Friday, April 28, 2006
Those who don't know history
"You know, I'm not a supporter of boycotts."
~ George W. Bush
Beginning with the unpopular Grenville reforms of the mid-1760s and continuing for a decade, the nonimportation agreement or boycott was the chief American means to gain the attention of faraway British policymakers.
Colonial critics of revenue-raising tax measures realized that they had little clout in Parliament. In order to receive a meaningful hearing in London, the Americans needed support from an influential lobbying force; English merchants and manufacturers fit the bill. Many of those businessmen had strong trade ties with the colonies as well as strong relationships with members of Parliament.
If trade were to decline sharply — as the case would be during a boycott — then English business interests would be harmed financially.

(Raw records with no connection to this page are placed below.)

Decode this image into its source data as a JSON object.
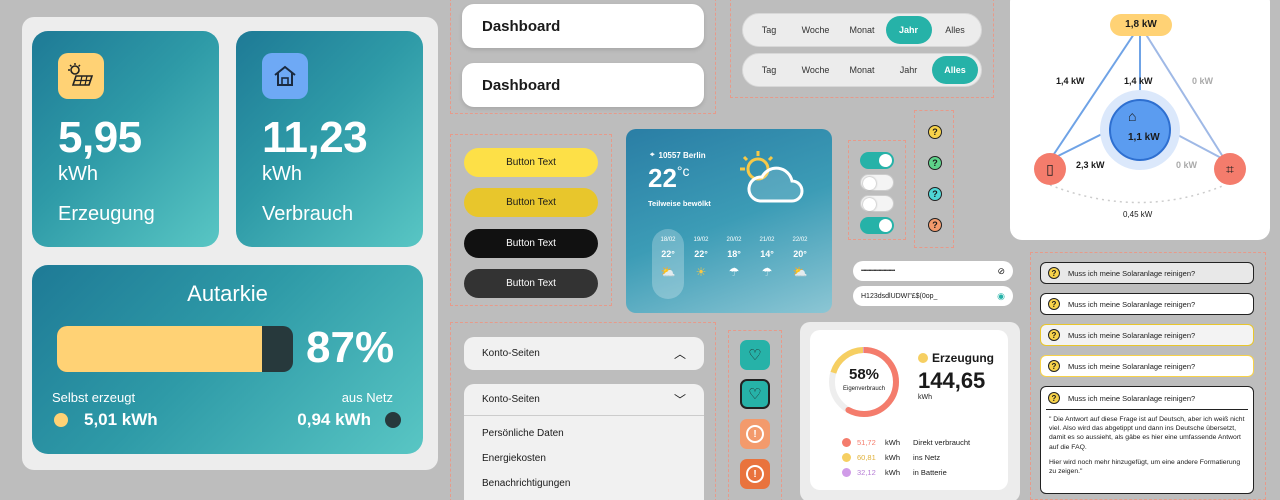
{
  "tiles": {
    "production": {
      "value": "5,95",
      "unit": "kWh",
      "label": "Erzeugung"
    },
    "consumption": {
      "value": "11,23",
      "unit": "kWh",
      "label": "Verbrauch"
    }
  },
  "autarky": {
    "title": "Autarkie",
    "percent_text": "87%",
    "percent": 0.87,
    "self_label": "Selbst erzeugt",
    "self_value": "5,01 kWh",
    "grid_label": "aus Netz",
    "grid_value": "0,94 kWh",
    "colors": {
      "self": "#ffd275",
      "grid": "#27393c"
    }
  },
  "nav": [
    {
      "label": "Dashboard"
    },
    {
      "label": "Dashboard"
    }
  ],
  "segmented": [
    {
      "options": [
        "Tag",
        "Woche",
        "Monat",
        "Jahr",
        "Alles"
      ],
      "active": "Jahr"
    },
    {
      "options": [
        "Tag",
        "Woche",
        "Monat",
        "Jahr",
        "Alles"
      ],
      "active": "Alles"
    }
  ],
  "buttons": [
    {
      "label": "Button Text",
      "bg": "#fde047",
      "fg": "#1a1a1a"
    },
    {
      "label": "Button Text",
      "bg": "#e8c62c",
      "fg": "#1a1a1a"
    },
    {
      "label": "Button Text",
      "bg": "#111111",
      "fg": "#ffffff"
    },
    {
      "label": "Button Text",
      "bg": "#333333",
      "fg": "#ffffff"
    }
  ],
  "weather": {
    "location": "10557 Berlin",
    "temp": "22",
    "temp_unit": "°c",
    "condition": "Teilweise bewölkt",
    "days": [
      {
        "date": "18/02",
        "temp": "22°",
        "icon": "partly-cloudy-icon"
      },
      {
        "date": "19/02",
        "temp": "22°",
        "icon": "sun-icon"
      },
      {
        "date": "20/02",
        "temp": "18°",
        "icon": "rain-icon"
      },
      {
        "date": "21/02",
        "temp": "14°",
        "icon": "rain-icon"
      },
      {
        "date": "22/02",
        "temp": "20°",
        "icon": "partly-cloudy-icon"
      }
    ]
  },
  "toggles": [
    {
      "on": true
    },
    {
      "on": false
    },
    {
      "on": false
    },
    {
      "on": true
    }
  ],
  "question_icons": [
    {
      "color": "#f7d24a"
    },
    {
      "color": "#5ed28a"
    },
    {
      "color": "#4fd6d6"
    },
    {
      "color": "#f39a6c"
    }
  ],
  "password_fields": [
    {
      "value": "•••••••••••••••••••••••••••",
      "icon": "eye-off-icon"
    },
    {
      "value": "H123dsdlUDWI\"£$(0op_",
      "icon": "eye-icon"
    }
  ],
  "flow": {
    "solar": "1,8 kW",
    "left_branch": "1,4 kW",
    "center_branch": "1,4 kW",
    "right_branch": "0 kW",
    "house": "1,1 kW",
    "battery_flow": "2,3 kW",
    "grid_flow": "0 kW",
    "bottom": "0,45 kW"
  },
  "faq": {
    "question": "Muss ich meine Solaranlage reinigen?",
    "answer1": "\" Die Antwort auf diese Frage ist auf Deutsch, aber ich weiß nicht viel. Also wird das abgetippt und dann ins Deutsche übersetzt, damit es so aussieht, als gäbe es hier eine umfassende Antwort auf die FAQ.",
    "answer2": "Hier wird noch mehr hinzugefügt, um eine andere Formatierung zu zeigen.\""
  },
  "accordion": {
    "title": "Konto-Seiten",
    "items": [
      "Persönliche Daten",
      "Energiekosten",
      "Benachrichtigungen"
    ]
  },
  "donut": {
    "percent_text": "58%",
    "percent_label": "Eigenverbrauch",
    "legend_title": "Erzeugung",
    "total": "144,65",
    "total_unit": "kWh",
    "rows": [
      {
        "value": "51,72",
        "unit": "kWh",
        "label": "Direkt verbraucht",
        "color": "#f47c6c"
      },
      {
        "value": "60,81",
        "unit": "kWh",
        "label": "ins Netz",
        "color": "#f6cf62"
      },
      {
        "value": "32,12",
        "unit": "kWh",
        "label": "in Batterie",
        "color": "#d09be8"
      }
    ]
  }
}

It was hoped they would then prevail upon the government for a change in policy.
This form of economic retaliation was used in response to the Sugar Act (1764), but enjoyed its greatest success during the Stamp Act crisis (1765) and the upheaval following the Townsend Acts (1767-1770). A period of relative calm prevailed in the early 1770s, but came to an abrupt end with passage of the Coercive Acts (1774). The height of the nonimportation movement was reached with the First Continental Congress’s decision to create The Association, a body charged with overseeing the nonimportation, non-exportation and non-consumption of all British goods.